“Everyone thank Katie for brunch!” Carson declares, after taking the bill from Lisa.
“Thanks, Katie,” comes the chorus.
Carson kisses his credit card. “Thank you, my beautiful wife.”
“I’ll pray she never stops accounting,” Tev says prayerfully. “Or whatever it is.” He’s unemployed right now, but working. He writes. Before he started going by Tev, he thought that having a white name like Steven was holding him back from publication. Tev hasn’t published any more than Steven did, but he has gracefully exchanged excuses.
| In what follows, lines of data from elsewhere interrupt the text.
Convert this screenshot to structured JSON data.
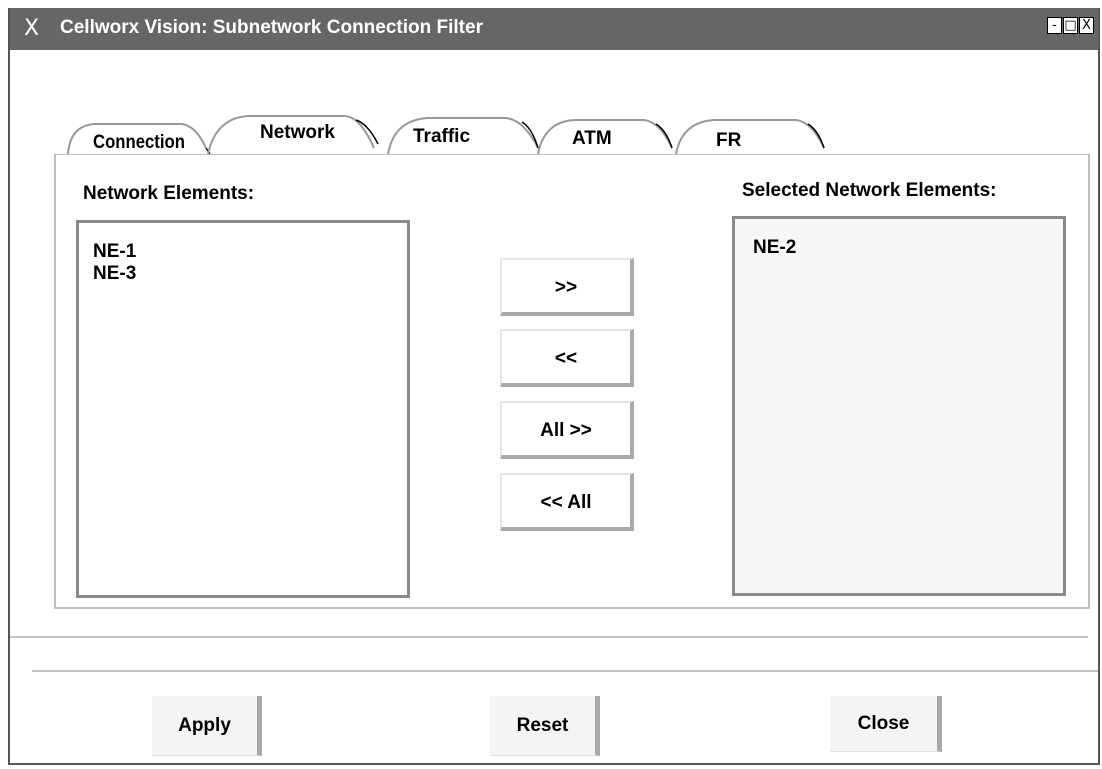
{
  "window": {
    "title": "Cellworx Vision: Subnetwork Connection Filter",
    "x_logo": "X",
    "controls": {
      "minimize": "-",
      "maximize": "□",
      "close": "X"
    }
  },
  "tabs": [
    {
      "label": "Connection",
      "active": false
    },
    {
      "label": "Network",
      "active": true
    },
    {
      "label": "Traffic",
      "active": false
    },
    {
      "label": "ATM",
      "active": false
    },
    {
      "label": "FR",
      "active": false
    }
  ],
  "left_list": {
    "label": "Network Elements:",
    "items": [
      "NE-1",
      "NE-3"
    ]
  },
  "right_list": {
    "label": "Selected Network Elements:",
    "items": [
      "NE-2"
    ]
  },
  "move_buttons": {
    "add": ">>",
    "remove": "<<",
    "add_all": "All >>",
    "remove_all": "<< All"
  },
  "footer": {
    "apply": "Apply",
    "reset": "Reset",
    "close": "Close"
  }
}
Currently, he’s frustrated that his 23-and-Me revealed no Cherokee anywhere in his past (“It’s so in,” he had said during their fourth brunch, a comment noticed but uncontested by his companions).
“Cheers to that,” Scott says, finally drunk, and raises his mimosa glass. It’s his sixth, but no one’s counting anymore, except Lisa.
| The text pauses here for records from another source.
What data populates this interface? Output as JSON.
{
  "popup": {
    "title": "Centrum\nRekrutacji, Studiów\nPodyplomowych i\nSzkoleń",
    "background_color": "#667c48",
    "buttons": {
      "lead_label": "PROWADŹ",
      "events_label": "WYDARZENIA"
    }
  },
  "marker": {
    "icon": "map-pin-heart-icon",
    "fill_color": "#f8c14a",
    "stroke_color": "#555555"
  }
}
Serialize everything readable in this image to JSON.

He and Carson generally trade the bill. So far, from the first time they ever began Male Friend brunch dates, Brian has yet to offer to take it, even though they all know Monsanto pays Steffi a hefty sum to convince farmers to sell their souls and eradicate all known instances of midwestern biodiversity.
Brian eyes the ketchup bottle in the middle of the table. A memory flickers across his brown eyes.
“Don’t forget boys’ night,” he says halfheartedly as they make for the door. “I’ll send dates to think about.”
Back at home, Brian empties the dishwasher and calls the air-conditioning man. Something’s not working with the vent in the bathroom. He goes through the refrigerator and tosses the bottles of expired dressings, wondering not for the first time where they all come from, instinctively blaming Steffi for their existence. There is nothing as lazy, he had once decided, as a store-bought dressing. His hands (unavoidably) pass over the other condiments in the frig, but he doesn’t take any out. He doesn’t write anything on the floor with ketchup. He clings to his annoyance over the dressing and scrubs the hardwood floors with Murphy’s Oil—he has moved on from Pine Sol, as it just doesn’t shine in the same way.
When Cassidy gets home, he wonders if she’s being called a slut at school for being the first to get boobs in her grade. Or do they all look like women before sophomore year? He can’t remember anymore. Then Alex gets home, and his face is still a pepperoni pizza of smashed pimples, by now leaking infection. Brian hugs them both, and for an early dinner they eat a salad of hardboiled eggs and romaine and not-yet-expired-but-nearly-there-so-it’s-gotta-go poppyseed ranch, and he wonders when his wife will return.
Benjamin Mast grew up in a Mennonite community in northern Indiana, but currently lives and works in Seattle with his boyfriend. He started working in restaurants as a busser, and now serves tables at a whiskey bar. Though COVID-19 has paused his employment, he's had more time to write.